He was a prolific entomologist and published widely, describing a number of novel species and genera. He also served for a time as the assistant State Entomologist of Illinois. In addition, he was an expert taxidermist, and had a collection of over 1000 mounted birds. His collections were provided to the seminary for educational purposes.
In the 1880s, Shimer became wealthy by speculating on real estate in Iowa, allegedly inspired by a dream. At the time of his death his estate was worth approximately $200,000.
Shimer traveled widely within the United States, stopping along the way to work as a stone mason. He sometimes covered more than a thousand miles on foot. He is said to have worn boots at all times.
On July 28, 1895, Henry Shimer committed suicide, either with a revolver or by hanging. He had amended his will five days previously to leave his entire fortune to his wife, leaving his mother and sister destitute.

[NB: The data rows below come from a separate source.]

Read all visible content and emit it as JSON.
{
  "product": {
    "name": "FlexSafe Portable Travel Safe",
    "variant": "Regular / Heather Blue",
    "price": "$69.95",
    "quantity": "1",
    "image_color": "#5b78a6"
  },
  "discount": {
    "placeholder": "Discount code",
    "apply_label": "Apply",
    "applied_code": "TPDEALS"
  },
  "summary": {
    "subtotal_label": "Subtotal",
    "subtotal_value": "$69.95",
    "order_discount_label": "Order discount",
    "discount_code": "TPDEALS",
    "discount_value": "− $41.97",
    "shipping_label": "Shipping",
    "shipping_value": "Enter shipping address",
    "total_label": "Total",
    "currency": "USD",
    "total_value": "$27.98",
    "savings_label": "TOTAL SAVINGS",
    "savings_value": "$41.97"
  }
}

In a highly publicized trial, the will was successfully contested.1865, "Description of the Imago and Larva of a New Species of Chrysopa", Proceedings of the Entomological Society of Philadelphia
1867, "Description of a New Species of Aleyrodes", Transactions of the American Entomological Society 
1867, "Description of a New Species of Cecidomyia", Transactions of the American Entomological Society 
1867, "On a New Genus of Aphidae", Transactions of the American Entomological Society 
1867, "Notes on the Apple Bark Louse (Lepidosaphes conchiformis), with a Description of a supposed new Acarus"
1867, "Notes on Micropus (Lygarus) leucopterus Say ('The chinch bug')", Proceedings of the Academy of Natural Sciences of Philadelphia
1867, "Additional Note on the Chinch-Bug", Proceedings of the Academy of Natural Sciences of Philadelphia
1867, "On a new genus in Homoptera (Section Monomera)", Proceedings of the Academy of Natural Sciences of Philadelphia
1868, "Descriptions of two Acarians bred from White Maple", Transactions of the American Entomological Society
1868, "Notes on Chermes pinicorticis (white pine louse)", Transactions of the American Entomological Society
1868, "A Summer's Study of the Hickory Galls, with Descriptions of supposed New Species bred therefrom", Transactions of the American Entomological Society
1868, "The Wavy-Striped Flea Beetle", The American Naturalist
1869, "Insects Injurious to the Potato", The American Naturalist
1872, "Additional Notes on the Striped Squash Beetle", The American Naturalist 
1891, "Consciousness in Protoplasm", The Microscope